[Dataset rows describing interfaces]
___
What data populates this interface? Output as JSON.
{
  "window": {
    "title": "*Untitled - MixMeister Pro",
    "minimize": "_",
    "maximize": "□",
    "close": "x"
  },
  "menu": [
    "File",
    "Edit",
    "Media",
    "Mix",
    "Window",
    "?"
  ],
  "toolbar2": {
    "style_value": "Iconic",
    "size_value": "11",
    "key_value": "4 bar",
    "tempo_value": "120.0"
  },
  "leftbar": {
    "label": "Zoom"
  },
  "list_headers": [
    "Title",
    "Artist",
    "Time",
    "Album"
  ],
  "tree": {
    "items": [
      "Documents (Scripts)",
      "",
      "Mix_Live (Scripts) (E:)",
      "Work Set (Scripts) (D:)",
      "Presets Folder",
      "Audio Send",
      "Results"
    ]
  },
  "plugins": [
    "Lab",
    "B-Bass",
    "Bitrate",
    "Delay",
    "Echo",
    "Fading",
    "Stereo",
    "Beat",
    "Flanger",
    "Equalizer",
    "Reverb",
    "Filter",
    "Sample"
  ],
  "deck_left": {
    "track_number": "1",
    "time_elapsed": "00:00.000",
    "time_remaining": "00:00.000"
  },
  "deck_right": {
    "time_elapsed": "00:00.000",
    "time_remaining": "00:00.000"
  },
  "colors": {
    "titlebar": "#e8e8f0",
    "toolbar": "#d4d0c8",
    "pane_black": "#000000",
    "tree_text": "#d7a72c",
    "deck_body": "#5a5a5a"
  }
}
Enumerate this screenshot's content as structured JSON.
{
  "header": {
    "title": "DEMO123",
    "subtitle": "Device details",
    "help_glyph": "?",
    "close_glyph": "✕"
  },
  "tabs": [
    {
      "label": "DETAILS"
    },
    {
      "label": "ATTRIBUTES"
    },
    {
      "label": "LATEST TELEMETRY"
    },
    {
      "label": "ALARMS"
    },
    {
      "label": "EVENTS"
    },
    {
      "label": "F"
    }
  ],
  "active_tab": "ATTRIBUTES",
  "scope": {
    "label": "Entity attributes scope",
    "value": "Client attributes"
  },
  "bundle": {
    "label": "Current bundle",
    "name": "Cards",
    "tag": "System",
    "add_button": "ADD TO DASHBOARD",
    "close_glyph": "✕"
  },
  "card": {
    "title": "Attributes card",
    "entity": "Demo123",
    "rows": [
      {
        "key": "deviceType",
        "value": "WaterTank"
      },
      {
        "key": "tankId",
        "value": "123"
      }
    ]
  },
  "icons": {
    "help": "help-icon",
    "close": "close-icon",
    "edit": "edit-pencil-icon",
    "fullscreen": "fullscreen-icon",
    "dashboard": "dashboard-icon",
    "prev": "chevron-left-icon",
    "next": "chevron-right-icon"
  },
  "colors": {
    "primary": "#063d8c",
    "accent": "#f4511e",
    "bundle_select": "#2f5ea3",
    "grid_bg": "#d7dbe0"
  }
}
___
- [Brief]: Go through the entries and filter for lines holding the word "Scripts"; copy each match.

- [Response to this exercise]:
      "Documents (Scripts)",
      "Mix_Live (Scripts) (E:)",
      "Work Set (Scripts) (D:)",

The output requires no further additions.